Herring or sild
Salmon, Atlantic (Farmed)
Salmon, Chum, Keta, Calico or Dog salmon
Salmon, Pink, Spring , humpback
Salmon, Sockeye , Red Salmon, Bluebacks, Redfish
ReferencesACAP, 2019. ACAP Review and Best Practice Advice for Reducing the Impact of Pelagic Longline Fisheries on Seabirds, Reviewed at the Eleventh Meeting of the Advisory Committee of the Agreement on the Conservation of Albatrosses and Petrels, 13 - 17 May 2019, Florianopolis, Brazil. Available at https://www.acap.aq/en/bycatch-mitigation/mitigation-advice/3498-acap-2019-review-and-best-practice-advice-for-reducing-the-impact-of-pelagic-longline-fisheries-on-seabirds/file [Accessed on 29.11.2019].
Brouwer, S., Pilling, G., Williams, P., WCPFC Secretariat , 2017. Trends in the South Pacific albacore longline and troll fisheries, Document WCPFC-SC13-2017/SA-WP-08 for the Thirteenth Regular Session of the Scientific Committee of the Commission for the Conservation and Management of Highly Migratory Fish Stocks in the Western and Central Pacific Ocean, 9 - 17 August 2017, Rarotonga, Cook Islands. 70 pp. Available at https://www.wcpfc.int/meetings/sc13 [Accessed on 27.11.2017].
Dias, M. P., Martin. R., Pearmain, E., J., Burfield, I. J., Small, C., Phillips, R. A., Yates, O., Lascelles, B., Garcia Borboroglu, P. and Croxall, J. P., 2019. Threats to seabirds: A global assessment. Biol. Cons. 237, pp 525-537. https://doi.org/10.1016/j.biocon.2019.06.033 [Accessed on 29.11.2019].
IPNLF, 2012. Ensuring sustainability of live bait fish, International Pole and Line Foundation, London, 57 pp.
ISSF, 2019. Status of the world fisheries for tuna. Oct. 2019. ISSF Technical Report 2019-12. International Seafood Sustainability Foundation, Washington, D.C., USA. Available at https://iss-foundation.org/knowledge-tools/technical-and-meeting-reports/download-info/issf-2019-12-status-of-the-world-fisheries-for-tuna-october-2019/ [Accessed on 26.11.2019].

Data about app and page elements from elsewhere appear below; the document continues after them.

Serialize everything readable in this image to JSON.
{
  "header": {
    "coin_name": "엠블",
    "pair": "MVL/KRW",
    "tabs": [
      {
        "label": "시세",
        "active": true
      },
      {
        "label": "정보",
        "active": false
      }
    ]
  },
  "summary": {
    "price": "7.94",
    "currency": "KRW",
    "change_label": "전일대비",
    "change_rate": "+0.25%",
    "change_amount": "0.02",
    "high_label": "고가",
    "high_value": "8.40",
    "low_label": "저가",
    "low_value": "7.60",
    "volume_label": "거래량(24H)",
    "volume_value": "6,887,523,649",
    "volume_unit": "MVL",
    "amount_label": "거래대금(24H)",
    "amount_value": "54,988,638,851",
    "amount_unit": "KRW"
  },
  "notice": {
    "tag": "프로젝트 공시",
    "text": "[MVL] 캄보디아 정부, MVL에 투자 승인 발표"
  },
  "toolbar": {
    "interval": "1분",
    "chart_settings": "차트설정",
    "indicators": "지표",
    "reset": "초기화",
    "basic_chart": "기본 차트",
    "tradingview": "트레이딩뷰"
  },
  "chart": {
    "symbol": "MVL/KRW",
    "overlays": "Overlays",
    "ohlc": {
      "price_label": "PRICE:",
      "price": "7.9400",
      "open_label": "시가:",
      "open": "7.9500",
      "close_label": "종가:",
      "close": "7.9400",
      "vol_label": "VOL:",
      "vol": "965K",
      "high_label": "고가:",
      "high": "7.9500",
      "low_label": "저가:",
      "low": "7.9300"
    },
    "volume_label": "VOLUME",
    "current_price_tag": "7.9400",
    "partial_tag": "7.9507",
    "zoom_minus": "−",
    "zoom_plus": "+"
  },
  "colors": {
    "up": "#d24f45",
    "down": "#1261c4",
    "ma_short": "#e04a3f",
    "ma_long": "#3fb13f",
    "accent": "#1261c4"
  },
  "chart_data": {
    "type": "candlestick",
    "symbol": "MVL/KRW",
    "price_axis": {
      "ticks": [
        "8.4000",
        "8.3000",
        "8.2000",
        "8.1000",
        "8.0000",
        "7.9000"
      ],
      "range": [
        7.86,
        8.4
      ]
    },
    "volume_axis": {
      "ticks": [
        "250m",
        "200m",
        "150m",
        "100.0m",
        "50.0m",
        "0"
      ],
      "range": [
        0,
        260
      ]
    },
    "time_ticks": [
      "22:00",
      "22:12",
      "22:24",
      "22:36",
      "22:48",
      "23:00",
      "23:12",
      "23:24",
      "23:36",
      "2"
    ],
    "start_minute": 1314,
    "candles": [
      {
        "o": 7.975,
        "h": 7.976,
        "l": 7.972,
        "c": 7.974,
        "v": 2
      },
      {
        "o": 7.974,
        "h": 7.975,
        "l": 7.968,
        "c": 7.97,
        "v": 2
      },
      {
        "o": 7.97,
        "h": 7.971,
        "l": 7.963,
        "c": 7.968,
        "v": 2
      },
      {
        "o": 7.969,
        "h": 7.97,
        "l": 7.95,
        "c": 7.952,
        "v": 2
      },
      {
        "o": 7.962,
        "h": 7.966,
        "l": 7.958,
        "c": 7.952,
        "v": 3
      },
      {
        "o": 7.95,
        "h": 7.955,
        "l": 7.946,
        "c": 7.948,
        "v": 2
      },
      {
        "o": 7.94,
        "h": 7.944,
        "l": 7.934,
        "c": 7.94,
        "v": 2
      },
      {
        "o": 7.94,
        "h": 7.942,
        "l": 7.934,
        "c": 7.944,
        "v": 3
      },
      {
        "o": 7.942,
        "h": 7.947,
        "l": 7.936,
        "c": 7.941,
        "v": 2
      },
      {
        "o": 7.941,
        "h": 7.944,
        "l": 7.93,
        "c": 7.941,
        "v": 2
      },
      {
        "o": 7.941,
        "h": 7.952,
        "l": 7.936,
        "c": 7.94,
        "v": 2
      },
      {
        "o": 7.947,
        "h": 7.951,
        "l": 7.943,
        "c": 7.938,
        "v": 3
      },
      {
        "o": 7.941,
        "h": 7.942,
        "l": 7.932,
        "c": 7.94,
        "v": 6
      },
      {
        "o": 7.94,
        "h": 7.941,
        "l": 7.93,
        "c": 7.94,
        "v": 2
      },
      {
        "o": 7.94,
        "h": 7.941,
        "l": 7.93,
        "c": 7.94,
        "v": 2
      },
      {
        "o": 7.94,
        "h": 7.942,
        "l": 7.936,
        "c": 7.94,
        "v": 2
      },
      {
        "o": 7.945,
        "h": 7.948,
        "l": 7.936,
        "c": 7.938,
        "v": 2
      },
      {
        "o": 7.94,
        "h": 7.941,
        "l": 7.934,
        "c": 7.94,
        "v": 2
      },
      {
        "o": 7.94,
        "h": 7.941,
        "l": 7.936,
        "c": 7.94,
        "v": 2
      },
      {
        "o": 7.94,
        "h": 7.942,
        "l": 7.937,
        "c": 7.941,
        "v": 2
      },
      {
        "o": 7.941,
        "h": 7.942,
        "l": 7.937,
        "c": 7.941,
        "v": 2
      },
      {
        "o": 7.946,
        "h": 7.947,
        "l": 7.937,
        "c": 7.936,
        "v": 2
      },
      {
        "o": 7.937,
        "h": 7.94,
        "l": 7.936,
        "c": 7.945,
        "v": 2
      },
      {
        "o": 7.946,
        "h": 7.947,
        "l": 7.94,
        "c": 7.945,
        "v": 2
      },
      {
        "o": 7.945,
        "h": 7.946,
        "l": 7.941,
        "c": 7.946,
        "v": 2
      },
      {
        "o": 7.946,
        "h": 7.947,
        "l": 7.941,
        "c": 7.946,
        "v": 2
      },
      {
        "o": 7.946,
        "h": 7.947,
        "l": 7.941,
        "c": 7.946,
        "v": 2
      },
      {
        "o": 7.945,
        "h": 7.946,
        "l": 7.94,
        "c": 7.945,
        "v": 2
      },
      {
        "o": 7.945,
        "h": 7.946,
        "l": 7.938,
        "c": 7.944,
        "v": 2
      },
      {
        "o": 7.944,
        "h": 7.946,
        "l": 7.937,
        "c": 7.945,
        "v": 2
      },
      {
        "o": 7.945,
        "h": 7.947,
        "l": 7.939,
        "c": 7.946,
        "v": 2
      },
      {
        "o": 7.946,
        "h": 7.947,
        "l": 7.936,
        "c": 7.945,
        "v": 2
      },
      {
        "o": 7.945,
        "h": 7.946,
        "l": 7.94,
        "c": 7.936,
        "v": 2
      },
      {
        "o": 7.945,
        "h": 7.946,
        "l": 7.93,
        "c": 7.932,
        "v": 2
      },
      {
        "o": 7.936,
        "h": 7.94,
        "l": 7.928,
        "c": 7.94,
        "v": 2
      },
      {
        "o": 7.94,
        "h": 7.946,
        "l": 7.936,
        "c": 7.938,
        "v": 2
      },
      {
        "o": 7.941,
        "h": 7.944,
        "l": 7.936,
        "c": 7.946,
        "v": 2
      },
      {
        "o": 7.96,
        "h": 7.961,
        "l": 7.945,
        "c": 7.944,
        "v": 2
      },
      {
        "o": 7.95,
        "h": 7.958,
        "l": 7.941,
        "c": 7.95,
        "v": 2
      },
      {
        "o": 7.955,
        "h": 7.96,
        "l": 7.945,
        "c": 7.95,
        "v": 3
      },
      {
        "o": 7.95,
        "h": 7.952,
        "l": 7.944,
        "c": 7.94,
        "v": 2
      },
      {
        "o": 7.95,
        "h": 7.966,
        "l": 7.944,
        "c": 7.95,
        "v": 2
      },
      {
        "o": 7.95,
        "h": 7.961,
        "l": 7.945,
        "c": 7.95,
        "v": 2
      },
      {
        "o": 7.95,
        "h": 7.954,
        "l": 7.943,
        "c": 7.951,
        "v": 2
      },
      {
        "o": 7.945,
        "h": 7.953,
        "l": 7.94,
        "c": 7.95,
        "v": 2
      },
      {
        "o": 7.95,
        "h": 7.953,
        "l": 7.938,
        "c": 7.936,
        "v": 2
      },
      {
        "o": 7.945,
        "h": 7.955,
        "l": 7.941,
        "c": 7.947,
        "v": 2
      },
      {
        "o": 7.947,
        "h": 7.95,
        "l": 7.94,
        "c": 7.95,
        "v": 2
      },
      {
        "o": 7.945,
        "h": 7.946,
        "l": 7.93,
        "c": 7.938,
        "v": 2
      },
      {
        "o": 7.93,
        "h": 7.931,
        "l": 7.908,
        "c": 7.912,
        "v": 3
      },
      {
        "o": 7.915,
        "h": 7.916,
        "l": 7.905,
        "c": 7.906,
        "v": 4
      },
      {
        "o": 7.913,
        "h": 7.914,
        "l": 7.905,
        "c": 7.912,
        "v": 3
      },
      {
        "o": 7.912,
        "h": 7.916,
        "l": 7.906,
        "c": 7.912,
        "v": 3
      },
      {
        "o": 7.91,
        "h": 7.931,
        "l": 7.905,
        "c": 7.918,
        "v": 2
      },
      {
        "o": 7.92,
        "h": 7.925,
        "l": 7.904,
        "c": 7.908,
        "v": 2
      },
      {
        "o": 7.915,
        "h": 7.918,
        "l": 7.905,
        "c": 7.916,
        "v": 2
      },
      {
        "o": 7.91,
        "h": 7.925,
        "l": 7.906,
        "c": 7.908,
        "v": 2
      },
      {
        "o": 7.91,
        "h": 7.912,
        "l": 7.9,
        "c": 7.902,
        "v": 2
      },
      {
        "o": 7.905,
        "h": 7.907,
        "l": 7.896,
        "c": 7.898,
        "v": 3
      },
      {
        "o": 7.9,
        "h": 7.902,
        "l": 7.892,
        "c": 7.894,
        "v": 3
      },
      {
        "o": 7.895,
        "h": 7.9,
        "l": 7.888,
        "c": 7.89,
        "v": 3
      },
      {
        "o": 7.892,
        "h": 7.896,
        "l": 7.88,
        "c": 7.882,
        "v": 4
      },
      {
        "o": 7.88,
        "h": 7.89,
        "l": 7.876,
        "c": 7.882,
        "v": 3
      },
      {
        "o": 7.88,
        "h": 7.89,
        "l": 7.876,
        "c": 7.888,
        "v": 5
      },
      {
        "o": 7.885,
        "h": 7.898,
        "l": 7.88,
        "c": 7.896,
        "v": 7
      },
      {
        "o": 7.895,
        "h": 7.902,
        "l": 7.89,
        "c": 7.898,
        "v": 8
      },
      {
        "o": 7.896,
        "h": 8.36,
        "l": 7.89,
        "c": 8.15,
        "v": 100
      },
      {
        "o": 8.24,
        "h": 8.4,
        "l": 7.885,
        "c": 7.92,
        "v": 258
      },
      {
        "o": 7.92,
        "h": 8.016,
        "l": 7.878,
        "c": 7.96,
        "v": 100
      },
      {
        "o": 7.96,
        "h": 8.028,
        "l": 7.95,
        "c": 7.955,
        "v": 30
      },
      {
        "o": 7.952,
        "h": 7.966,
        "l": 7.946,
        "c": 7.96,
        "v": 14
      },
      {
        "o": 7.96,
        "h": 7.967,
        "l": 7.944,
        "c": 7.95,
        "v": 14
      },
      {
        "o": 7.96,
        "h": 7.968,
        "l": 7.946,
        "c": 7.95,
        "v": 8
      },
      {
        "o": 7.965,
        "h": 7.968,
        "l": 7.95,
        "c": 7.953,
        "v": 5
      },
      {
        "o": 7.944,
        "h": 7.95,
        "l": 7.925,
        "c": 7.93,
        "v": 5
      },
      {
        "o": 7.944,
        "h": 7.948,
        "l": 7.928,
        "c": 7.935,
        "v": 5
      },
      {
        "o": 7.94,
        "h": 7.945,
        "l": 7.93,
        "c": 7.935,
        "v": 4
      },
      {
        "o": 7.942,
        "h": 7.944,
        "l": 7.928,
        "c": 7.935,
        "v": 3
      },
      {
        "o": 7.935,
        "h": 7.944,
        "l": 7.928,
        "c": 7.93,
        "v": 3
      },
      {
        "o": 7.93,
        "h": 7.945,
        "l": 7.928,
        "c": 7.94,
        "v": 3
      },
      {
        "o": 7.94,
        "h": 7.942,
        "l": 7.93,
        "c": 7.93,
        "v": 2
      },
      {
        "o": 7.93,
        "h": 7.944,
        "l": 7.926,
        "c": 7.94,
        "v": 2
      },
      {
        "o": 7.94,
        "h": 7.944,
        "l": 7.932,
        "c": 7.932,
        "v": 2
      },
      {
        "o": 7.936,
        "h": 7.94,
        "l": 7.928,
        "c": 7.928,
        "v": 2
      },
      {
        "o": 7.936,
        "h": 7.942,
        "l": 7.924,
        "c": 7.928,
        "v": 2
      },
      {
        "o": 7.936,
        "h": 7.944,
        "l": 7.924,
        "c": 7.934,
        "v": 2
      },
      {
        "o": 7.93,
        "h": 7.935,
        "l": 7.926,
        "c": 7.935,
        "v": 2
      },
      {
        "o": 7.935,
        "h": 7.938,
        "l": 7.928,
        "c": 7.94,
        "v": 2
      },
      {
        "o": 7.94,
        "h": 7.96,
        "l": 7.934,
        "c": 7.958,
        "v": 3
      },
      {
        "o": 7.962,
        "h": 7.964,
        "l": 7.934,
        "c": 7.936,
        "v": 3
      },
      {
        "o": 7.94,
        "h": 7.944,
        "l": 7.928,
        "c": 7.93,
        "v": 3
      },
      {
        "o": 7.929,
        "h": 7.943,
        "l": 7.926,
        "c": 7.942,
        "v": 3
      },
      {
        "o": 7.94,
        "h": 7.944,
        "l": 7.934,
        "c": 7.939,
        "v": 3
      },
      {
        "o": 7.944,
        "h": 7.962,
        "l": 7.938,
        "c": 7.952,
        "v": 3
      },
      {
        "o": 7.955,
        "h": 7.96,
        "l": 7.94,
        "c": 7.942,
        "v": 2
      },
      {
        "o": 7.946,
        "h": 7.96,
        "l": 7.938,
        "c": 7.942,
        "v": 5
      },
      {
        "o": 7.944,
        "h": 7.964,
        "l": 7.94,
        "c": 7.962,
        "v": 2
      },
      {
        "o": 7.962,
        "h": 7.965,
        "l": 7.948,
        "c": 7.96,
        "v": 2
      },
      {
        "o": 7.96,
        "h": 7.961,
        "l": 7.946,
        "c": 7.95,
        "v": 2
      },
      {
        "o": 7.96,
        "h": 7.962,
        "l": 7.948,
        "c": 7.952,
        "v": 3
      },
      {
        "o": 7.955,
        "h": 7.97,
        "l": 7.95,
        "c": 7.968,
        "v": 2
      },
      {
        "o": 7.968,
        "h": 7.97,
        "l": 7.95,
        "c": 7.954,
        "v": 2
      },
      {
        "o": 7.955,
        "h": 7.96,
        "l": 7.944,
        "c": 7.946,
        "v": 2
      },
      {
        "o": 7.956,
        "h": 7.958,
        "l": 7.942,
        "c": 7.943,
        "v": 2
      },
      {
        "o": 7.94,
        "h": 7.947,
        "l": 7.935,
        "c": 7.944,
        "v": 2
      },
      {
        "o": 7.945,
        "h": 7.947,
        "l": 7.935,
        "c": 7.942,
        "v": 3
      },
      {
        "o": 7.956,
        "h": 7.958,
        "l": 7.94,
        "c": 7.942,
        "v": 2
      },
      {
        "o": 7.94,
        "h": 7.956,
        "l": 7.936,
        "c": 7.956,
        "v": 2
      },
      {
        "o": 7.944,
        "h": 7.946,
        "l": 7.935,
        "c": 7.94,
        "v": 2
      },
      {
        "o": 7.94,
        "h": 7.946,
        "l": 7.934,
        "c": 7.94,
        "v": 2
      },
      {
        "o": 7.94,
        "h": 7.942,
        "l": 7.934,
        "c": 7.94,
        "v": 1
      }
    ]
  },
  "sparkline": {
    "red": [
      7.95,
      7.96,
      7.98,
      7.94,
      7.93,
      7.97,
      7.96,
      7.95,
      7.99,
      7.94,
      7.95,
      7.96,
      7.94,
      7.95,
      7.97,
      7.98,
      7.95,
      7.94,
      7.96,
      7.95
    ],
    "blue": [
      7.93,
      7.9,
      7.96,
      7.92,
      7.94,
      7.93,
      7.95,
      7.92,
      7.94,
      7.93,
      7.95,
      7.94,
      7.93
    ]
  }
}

WCPFC, 2019. Reference document for the review of CMM 2018-01 and development of harvest strategies (bigeye, yellowfin and skipjack tunas). Document WCPFC16-2019-13 presented to the Western and Central Pacific Fisheries Commission Sixteenth Regular Session, 5 - 11 December 2019, Port Moresby, Papua New Guinea. Available at https://www.wcpfc.int/node/44338 [Accessed on 05.12.2019].
WCPFC, 2019. Conservation and Management Measures of the Western and Central Pacific Fisheries Commission. Available at https://www.wcpfc.int/conservation-and-management-measures [Accessed on 05.12.2019].
WCPFC, 2019. Summary Report of the Fifteenth Regular Session of the Scientific Committee of the Western and Central Pacific Fisheries Commission, 12-20 August 2019, Pohnpei, Federated States of Micronesia. 275 pp. Available at https://www.wcpfc.int/meetings/sc15 [Accessed on 05.12.2019].
WCPFC, 2019. Current and projected stock status of WCPO skipjack tuna to inform consideration of an updated target reference point. Document WCPFC16-2019-14 presented to the Western and Central Pacific Fisheries Commission Sixteenth Regular Session, 5 - 11 December 2019, Port Moresby, Papua New Guinea. Available at https://www.wcpfc.int/node/44333 [Accessed on 05.12.2019].